## EXERCISE
Needed from the data below: all lines that contain the word "celebrating".

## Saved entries
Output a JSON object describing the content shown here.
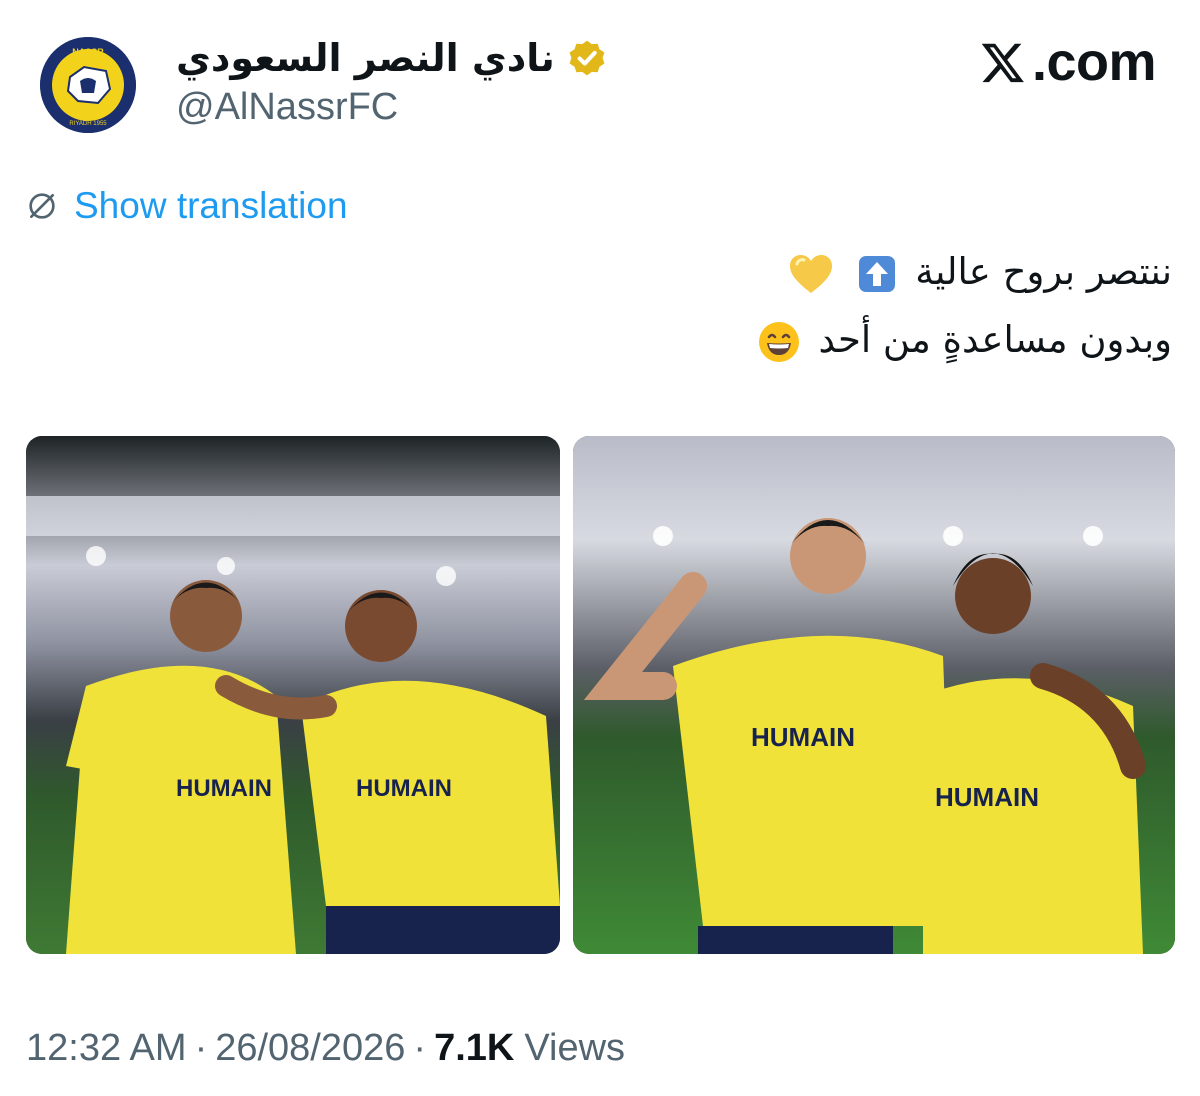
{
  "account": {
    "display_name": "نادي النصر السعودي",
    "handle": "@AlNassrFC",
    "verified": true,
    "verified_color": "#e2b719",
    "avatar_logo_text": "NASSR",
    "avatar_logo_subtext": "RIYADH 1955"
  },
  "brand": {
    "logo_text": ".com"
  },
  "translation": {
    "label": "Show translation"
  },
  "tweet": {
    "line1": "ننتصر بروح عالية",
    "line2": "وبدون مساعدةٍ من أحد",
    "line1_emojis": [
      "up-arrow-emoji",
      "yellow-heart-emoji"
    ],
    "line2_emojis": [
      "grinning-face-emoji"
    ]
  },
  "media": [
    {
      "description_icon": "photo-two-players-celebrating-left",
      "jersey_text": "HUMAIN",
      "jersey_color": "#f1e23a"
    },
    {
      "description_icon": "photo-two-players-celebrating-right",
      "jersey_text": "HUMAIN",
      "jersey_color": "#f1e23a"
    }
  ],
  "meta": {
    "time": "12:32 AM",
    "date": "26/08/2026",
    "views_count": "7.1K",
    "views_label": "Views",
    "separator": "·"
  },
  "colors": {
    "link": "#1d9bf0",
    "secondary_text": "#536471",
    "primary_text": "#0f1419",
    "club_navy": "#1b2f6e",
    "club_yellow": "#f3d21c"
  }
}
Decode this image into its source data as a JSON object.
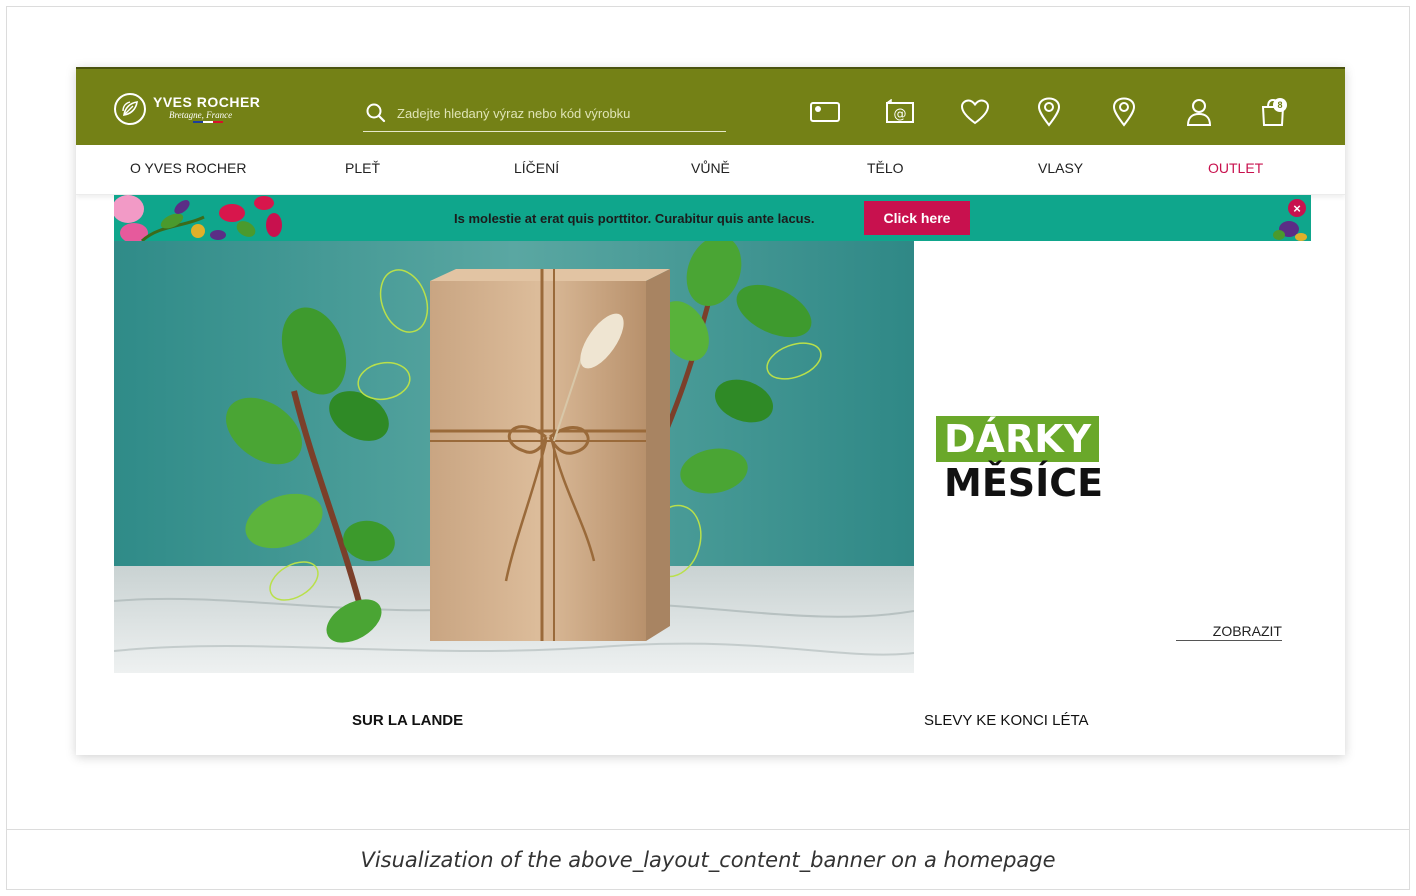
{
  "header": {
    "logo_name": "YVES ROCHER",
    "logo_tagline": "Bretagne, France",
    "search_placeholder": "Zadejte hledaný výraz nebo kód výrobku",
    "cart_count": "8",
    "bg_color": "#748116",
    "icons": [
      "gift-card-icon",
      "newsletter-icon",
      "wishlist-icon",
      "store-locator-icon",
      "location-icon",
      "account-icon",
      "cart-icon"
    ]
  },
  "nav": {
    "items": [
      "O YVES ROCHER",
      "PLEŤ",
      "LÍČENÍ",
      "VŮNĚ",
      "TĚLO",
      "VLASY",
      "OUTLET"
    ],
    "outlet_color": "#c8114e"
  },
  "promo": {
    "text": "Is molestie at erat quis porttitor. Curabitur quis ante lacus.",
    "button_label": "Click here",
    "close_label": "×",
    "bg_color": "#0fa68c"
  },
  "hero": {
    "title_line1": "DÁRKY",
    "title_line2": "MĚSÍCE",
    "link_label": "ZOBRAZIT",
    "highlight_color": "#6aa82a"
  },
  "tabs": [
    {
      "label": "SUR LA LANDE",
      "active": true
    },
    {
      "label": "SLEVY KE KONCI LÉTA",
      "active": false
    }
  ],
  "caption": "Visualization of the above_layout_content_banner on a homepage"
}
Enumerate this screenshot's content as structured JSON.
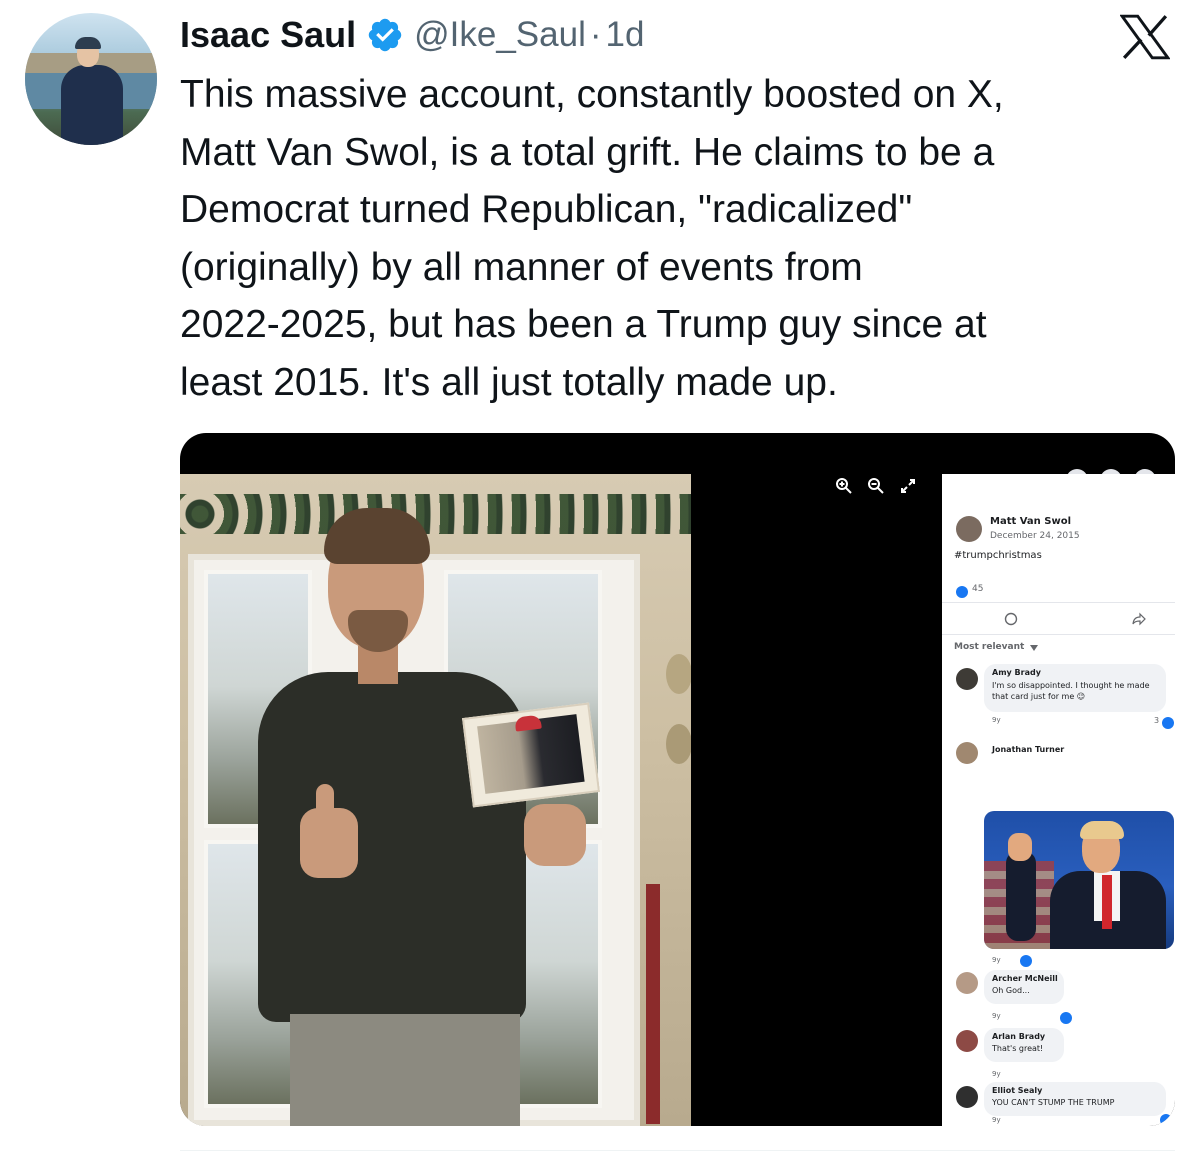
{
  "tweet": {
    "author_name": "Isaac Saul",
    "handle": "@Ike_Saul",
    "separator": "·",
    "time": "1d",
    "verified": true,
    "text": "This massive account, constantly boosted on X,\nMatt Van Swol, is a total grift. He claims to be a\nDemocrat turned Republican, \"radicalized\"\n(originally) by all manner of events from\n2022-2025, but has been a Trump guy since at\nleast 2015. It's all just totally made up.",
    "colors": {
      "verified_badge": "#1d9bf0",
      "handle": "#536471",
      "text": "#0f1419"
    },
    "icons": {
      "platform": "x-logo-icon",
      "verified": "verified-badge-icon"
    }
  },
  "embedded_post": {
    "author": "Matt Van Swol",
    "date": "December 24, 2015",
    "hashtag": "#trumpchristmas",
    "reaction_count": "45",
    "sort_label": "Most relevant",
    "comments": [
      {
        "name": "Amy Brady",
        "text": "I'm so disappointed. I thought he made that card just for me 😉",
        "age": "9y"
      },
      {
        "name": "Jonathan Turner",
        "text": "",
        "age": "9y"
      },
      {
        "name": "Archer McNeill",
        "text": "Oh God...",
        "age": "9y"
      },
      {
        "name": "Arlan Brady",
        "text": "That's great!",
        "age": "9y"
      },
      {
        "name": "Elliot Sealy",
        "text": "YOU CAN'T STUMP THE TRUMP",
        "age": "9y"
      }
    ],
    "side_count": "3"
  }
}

## RESULT BELOW
      "description_icon": "photo-two-players-celebrating-left",
      "description_icon": "photo-two-players-celebrating-right",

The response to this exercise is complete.